RECORDS TO PROCESS START
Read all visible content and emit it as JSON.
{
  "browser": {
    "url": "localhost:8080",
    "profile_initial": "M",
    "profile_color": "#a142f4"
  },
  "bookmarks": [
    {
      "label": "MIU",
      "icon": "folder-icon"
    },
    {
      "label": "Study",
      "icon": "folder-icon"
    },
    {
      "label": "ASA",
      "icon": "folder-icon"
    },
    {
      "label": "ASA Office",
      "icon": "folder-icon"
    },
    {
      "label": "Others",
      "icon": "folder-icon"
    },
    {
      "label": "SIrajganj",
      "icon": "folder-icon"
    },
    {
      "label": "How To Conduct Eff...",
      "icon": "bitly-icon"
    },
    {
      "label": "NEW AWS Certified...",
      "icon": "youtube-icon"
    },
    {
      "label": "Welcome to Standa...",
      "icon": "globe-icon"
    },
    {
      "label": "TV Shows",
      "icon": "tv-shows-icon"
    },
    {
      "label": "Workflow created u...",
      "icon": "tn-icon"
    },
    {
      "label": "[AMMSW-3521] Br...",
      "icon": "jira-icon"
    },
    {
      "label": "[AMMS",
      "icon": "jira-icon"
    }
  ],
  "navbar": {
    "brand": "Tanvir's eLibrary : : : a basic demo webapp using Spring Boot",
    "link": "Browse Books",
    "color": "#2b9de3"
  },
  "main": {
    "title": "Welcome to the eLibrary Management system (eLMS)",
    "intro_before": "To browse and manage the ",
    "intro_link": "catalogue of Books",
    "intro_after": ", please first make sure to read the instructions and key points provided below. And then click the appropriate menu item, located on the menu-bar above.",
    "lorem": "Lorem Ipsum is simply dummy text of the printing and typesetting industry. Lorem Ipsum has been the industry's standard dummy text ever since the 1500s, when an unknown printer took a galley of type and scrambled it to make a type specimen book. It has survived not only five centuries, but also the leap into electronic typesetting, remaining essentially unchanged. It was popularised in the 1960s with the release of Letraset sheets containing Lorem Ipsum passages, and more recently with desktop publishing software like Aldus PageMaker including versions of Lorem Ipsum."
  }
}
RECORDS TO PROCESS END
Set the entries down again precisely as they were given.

Read all visible content and emit it as JSON.
{
  "browser": {
    "url": "localhost:8080",
    "profile_initial": "M",
    "profile_color": "#a142f4"
  },
  "bookmarks": [
    {
      "label": "MIU",
      "icon": "folder-icon"
    },
    {
      "label": "Study",
      "icon": "folder-icon"
    },
    {
      "label": "ASA",
      "icon": "folder-icon"
    },
    {
      "label": "ASA Office",
      "icon": "folder-icon"
    },
    {
      "label": "Others",
      "icon": "folder-icon"
    },
    {
      "label": "SIrajganj",
      "icon": "folder-icon"
    },
    {
      "label": "How To Conduct Eff...",
      "icon": "bitly-icon"
    },
    {
      "label": "NEW AWS Certified...",
      "icon": "youtube-icon"
    },
    {
      "label": "Welcome to Standa...",
      "icon": "globe-icon"
    },
    {
      "label": "TV Shows",
      "icon": "tv-shows-icon"
    },
    {
      "label": "Workflow created u...",
      "icon": "tn-icon"
    },
    {
      "label": "[AMMSW-3521] Br...",
      "icon": "jira-icon"
    },
    {
      "label": "[AMMS",
      "icon": "jira-icon"
    }
  ],
  "navbar": {
    "brand": "Tanvir's eLibrary : : : a basic demo webapp using Spring Boot",
    "link": "Browse Books",
    "color": "#2b9de3"
  },
  "main": {
    "title": "Welcome to the eLibrary Management system (eLMS)",
    "intro_before": "To browse and manage the ",
    "intro_link": "catalogue of Books",
    "intro_after": ", please first make sure to read the instructions and key points provided below. And then click the appropriate menu item, located on the menu-bar above.",
    "lorem": "Lorem Ipsum is simply dummy text of the printing and typesetting industry. Lorem Ipsum has been the industry's standard dummy text ever since the 1500s, when an unknown printer took a galley of type and scrambled it to make a type specimen book. It has survived not only five centuries, but also the leap into electronic typesetting, remaining essentially unchanged. It was popularised in the 1960s with the release of Letraset sheets containing Lorem Ipsum passages, and more recently with desktop publishing software like Aldus PageMaker including versions of Lorem Ipsum."
  }
}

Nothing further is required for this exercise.